Droplets of oil form on the surface of a Cannabis plant in a state-owned agricultural farm in Rovigo, about 60 km (40 miles) from Venice, September 22, 2014. Reuters/Alessandro Bianchi

A significant boost is about to happen to Australia's medicinal cannabis market with the federal government having high ambitions for the industry. It is set to allow exports of cannabis-based medicines, and assured that Aussie patients will be prioritised. 

Currently, there are regulations that prevent the exports of medicinal cannabis products. Those regulations will undergo changes, a move that seeks to create a larger market for medicines produced here.

It is being viewed as a wise business move, with ambitions for the country to become world’s biggest producer of medicinal cannabis products. Health Minister Greg Hunt said the changes are actually a significant step for Australia’s domestic patients and domestic supply.

"We would like to be, potentially, the world's number one medicinal cannabis supplier," Hunt said, according to the ABC. He added being aware that they have an Aussie market and a global market boosts the likelihood of growing and production.

In 2016, the federal government legalised patient access to locally grown and manufactured medicinal cannabis. That was subject to state and territory regulations.

The first Australian state to legalise cannabis for medical purposes was Victoria. New South Wales followed suit.

Anthony Albanese, the opposition frontbencher, described the changes as a “sensible move forward” for Australia. “We know that medicinal use of cannabis can alleviate people’s health issues and, therefore, if Australia’s in a position to provide support, it should do so,” he has told reporters in Melbourne.

Australian patients come first

The health minister assured the medical community there was “now no real government barriers at all to accessing medicinal cannabis.” There could be "more than enough" for Aussie patients and international consumers.

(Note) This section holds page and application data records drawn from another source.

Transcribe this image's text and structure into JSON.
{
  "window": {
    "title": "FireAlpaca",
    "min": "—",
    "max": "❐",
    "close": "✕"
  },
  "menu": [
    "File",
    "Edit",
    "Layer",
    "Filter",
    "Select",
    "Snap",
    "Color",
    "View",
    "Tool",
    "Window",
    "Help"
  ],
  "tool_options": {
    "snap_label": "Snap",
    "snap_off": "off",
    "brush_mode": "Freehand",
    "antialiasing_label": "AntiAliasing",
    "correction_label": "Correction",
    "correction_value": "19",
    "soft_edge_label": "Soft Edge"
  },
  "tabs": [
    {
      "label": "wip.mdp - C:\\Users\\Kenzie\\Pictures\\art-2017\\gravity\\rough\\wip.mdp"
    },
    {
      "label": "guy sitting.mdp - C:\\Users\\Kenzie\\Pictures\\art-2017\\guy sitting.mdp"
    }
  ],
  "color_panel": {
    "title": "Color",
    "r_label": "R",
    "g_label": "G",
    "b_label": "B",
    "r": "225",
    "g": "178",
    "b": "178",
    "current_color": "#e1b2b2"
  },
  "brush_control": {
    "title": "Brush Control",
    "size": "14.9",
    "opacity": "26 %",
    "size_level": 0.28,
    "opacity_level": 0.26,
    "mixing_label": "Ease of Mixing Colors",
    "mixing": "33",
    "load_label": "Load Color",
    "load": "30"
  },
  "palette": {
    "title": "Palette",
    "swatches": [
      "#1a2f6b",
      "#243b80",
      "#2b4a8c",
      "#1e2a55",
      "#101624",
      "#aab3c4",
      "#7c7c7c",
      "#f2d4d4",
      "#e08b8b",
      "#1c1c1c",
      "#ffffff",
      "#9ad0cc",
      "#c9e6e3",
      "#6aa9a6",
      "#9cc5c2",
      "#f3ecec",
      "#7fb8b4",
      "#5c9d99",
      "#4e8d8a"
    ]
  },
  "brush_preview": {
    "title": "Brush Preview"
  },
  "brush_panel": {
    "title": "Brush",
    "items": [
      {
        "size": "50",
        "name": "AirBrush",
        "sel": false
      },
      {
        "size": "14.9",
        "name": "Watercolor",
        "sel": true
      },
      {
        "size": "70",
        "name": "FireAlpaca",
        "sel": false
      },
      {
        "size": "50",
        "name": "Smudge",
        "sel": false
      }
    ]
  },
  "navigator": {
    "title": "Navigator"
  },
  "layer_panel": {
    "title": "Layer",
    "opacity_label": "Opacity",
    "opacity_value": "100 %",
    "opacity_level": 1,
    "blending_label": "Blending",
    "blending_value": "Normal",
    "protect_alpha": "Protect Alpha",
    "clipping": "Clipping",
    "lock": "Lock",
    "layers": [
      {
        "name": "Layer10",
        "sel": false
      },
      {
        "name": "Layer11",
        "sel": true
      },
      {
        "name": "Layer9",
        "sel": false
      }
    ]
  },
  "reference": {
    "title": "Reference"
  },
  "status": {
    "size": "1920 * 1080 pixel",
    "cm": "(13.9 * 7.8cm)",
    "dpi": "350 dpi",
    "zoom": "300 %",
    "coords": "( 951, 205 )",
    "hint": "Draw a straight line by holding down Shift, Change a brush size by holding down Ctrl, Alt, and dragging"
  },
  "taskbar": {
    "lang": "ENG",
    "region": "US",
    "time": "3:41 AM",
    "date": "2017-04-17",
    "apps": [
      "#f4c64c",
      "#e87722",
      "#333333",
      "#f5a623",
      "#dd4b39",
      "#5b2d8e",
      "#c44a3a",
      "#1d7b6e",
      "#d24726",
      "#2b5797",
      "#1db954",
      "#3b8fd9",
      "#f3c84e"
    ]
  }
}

Among the conditions of licences for export, Hunt said, is that medicinal cannabis be made available to Australian consumers first. He maintained that the sector is supportive of that and cited a "progressive increase" in prescriptions.

According to the federal health department, up to 350 patients have accessed locally grown medicinal cannabis products. There are some concerns, however, that doctors are hesitant to prescribe the products.

Hunt defended these doctors, saying it was “understandable” many were reluctant to prescribe a drug that has just been approved. But he assured they are working along with the College of GPs and Australian Medical Association to ensure that doctors have access to full information so they can ensure the best interest of patients. Since Parliament passed laws allowing its use, the number of patients being prescribed medicinal cannabis has been limited.

ABC News/YouTube